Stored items
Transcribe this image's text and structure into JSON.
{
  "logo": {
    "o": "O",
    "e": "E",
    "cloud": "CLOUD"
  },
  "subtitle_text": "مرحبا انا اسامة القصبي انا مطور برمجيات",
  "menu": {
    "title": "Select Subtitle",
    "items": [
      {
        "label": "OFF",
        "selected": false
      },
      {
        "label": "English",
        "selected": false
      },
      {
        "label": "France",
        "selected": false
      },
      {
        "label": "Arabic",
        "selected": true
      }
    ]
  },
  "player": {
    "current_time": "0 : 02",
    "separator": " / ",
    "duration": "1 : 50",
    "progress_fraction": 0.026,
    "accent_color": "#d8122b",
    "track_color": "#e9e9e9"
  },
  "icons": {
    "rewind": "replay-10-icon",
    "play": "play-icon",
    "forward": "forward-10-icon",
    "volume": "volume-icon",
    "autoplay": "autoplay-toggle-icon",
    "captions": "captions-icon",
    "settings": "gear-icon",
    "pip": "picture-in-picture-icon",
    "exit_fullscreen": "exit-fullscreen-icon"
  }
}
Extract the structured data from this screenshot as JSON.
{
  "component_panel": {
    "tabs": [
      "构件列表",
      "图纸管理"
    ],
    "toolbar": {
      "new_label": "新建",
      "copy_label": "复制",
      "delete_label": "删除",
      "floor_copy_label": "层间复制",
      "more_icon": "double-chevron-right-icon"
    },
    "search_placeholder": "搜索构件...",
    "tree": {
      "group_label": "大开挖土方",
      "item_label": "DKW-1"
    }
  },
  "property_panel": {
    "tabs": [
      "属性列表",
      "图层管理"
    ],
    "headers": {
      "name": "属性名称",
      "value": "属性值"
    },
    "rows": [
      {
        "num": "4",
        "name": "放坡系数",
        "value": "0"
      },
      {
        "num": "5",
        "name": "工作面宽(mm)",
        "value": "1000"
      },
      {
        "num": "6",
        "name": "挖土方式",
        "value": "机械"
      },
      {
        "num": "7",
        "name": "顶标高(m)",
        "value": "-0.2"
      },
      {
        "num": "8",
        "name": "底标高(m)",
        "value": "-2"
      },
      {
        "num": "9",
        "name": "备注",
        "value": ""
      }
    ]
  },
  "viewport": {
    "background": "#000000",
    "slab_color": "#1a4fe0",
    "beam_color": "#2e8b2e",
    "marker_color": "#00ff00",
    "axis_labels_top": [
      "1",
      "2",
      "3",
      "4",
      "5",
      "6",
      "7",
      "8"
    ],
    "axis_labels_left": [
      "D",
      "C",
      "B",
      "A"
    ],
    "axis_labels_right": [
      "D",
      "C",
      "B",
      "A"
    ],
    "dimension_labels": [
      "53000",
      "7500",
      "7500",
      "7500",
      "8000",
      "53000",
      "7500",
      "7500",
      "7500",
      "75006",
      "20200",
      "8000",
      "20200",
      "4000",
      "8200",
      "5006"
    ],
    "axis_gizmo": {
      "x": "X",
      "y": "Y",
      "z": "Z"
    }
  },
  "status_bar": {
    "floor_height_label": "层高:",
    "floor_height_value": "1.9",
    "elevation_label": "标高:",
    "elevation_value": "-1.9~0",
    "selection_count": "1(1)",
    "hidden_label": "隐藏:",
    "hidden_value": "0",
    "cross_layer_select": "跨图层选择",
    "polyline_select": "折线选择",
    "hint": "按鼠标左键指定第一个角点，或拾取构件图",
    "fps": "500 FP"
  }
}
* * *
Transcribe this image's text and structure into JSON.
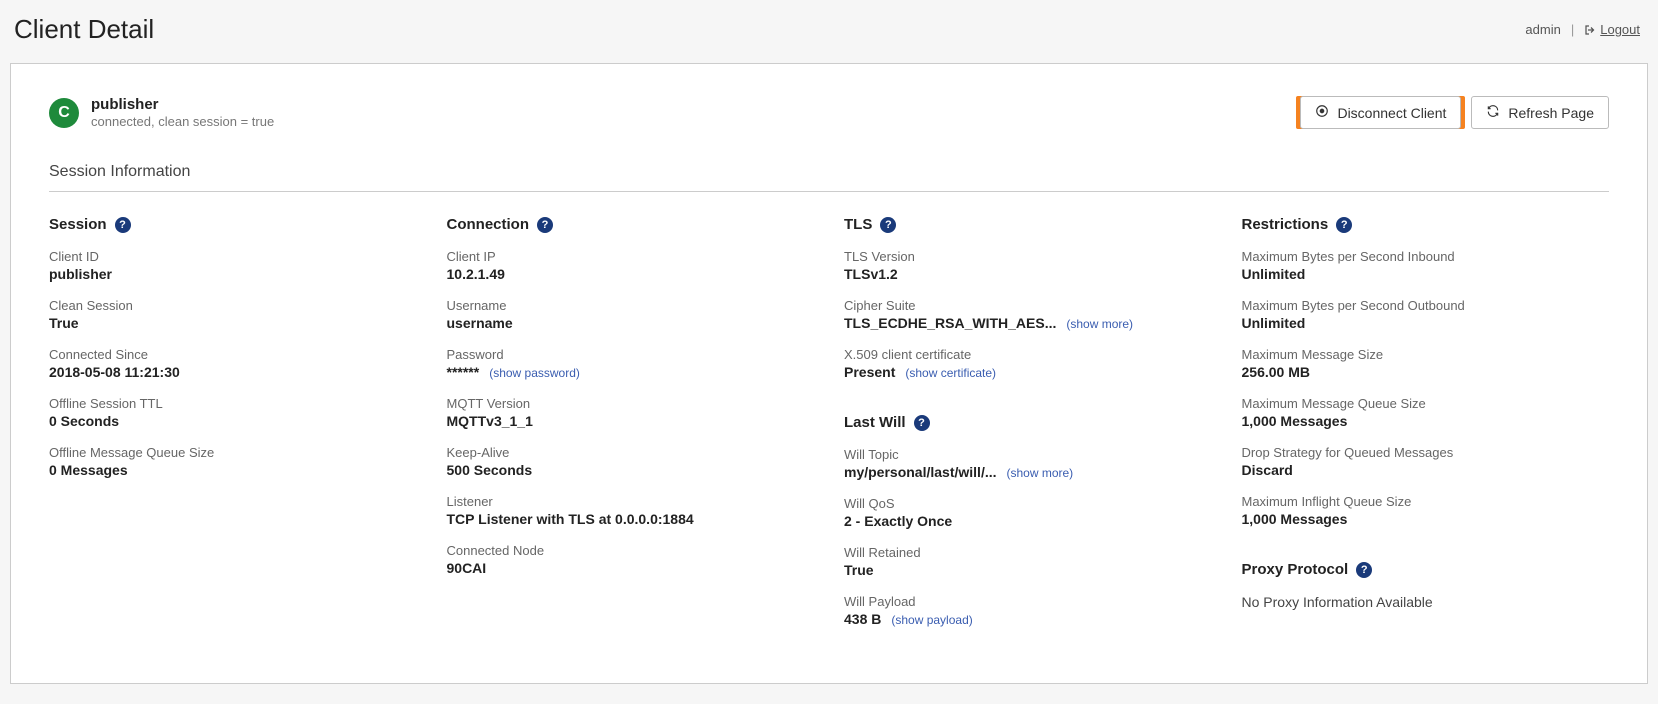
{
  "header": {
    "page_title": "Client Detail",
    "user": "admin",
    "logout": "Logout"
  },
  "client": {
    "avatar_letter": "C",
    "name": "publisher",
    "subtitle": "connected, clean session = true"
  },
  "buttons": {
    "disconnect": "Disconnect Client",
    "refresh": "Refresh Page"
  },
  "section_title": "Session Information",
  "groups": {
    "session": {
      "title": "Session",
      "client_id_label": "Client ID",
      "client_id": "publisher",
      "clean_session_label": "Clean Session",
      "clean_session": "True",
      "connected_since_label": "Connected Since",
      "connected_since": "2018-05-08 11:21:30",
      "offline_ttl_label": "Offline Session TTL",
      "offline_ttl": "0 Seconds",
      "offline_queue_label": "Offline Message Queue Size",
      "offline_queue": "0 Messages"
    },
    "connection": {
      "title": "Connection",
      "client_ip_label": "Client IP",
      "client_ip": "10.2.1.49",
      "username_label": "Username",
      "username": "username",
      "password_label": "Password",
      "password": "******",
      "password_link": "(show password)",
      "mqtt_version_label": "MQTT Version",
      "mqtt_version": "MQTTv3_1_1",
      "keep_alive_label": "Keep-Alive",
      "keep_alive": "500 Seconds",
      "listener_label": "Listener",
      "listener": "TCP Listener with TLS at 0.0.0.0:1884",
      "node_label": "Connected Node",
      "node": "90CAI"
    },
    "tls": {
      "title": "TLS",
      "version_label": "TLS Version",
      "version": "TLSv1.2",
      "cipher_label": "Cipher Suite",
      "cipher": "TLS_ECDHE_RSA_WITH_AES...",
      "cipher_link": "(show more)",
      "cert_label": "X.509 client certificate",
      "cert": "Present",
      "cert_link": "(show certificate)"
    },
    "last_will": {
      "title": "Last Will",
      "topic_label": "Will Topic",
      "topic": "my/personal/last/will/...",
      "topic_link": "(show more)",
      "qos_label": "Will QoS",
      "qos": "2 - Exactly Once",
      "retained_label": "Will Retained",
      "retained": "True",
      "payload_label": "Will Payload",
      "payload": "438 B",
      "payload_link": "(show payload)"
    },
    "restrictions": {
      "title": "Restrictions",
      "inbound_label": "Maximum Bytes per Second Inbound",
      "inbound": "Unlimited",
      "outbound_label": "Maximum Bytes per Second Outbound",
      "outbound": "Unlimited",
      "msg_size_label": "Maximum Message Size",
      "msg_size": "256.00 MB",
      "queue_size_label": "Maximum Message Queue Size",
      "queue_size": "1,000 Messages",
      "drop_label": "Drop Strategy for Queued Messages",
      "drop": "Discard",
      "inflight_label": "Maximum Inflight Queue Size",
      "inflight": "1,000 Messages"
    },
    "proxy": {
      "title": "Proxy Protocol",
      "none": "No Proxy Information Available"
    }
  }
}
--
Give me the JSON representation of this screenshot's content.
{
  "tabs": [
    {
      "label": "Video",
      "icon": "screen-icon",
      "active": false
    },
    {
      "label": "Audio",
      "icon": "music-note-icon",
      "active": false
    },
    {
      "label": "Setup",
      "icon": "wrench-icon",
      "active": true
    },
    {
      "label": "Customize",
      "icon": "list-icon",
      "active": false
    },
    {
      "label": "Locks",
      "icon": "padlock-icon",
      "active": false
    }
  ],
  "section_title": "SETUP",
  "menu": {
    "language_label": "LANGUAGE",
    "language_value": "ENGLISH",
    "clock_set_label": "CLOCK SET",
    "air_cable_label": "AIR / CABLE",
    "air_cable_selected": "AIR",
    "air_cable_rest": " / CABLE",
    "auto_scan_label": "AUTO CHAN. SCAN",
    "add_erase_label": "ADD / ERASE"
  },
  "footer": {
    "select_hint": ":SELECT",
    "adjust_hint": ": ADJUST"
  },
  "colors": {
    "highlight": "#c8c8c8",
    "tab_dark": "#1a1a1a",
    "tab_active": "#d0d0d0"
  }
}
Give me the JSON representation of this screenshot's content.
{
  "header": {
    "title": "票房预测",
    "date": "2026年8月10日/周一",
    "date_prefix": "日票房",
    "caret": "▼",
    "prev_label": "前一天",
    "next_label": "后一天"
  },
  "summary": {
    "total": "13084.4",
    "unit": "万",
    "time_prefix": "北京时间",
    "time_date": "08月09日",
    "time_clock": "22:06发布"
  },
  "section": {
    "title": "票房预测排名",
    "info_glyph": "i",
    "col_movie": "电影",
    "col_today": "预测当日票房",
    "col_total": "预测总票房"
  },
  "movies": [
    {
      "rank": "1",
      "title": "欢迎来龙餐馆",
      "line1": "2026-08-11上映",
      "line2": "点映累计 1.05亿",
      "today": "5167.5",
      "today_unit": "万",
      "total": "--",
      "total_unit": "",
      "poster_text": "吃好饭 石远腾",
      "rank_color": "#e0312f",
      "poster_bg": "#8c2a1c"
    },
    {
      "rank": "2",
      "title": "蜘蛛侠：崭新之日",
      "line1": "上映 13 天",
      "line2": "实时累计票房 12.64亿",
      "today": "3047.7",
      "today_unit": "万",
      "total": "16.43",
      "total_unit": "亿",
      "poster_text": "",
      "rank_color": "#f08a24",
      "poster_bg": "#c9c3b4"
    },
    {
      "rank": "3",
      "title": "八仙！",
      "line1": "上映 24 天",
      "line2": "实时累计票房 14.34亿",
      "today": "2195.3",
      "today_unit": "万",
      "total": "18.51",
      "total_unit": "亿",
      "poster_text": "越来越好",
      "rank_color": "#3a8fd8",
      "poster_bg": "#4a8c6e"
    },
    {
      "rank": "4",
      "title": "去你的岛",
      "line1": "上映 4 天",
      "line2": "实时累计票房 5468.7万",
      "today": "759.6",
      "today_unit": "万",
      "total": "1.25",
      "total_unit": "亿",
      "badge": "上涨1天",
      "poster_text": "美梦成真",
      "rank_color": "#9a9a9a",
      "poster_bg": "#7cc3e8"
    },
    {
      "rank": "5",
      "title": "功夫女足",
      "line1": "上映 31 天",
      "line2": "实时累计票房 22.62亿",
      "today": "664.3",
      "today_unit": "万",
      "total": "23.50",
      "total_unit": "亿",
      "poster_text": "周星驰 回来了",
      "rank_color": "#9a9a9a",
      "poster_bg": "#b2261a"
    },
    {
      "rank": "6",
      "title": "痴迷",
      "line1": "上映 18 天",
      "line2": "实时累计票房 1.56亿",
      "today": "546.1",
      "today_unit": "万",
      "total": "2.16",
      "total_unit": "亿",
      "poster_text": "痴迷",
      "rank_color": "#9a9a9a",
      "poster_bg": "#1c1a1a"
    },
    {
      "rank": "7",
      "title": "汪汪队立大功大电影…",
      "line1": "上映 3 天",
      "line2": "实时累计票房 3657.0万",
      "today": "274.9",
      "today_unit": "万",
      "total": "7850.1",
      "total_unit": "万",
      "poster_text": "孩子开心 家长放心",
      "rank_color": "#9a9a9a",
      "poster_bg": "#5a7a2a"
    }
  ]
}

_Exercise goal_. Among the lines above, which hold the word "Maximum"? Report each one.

_Exercise output_.
      "inbound_label": "Maximum Bytes per Second Inbound",
      "outbound_label": "Maximum Bytes per Second Outbound",
      "msg_size_label": "Maximum Message Size",
      "queue_size_label": "Maximum Message Queue Size",
      "inflight_label": "Maximum Inflight Queue Size",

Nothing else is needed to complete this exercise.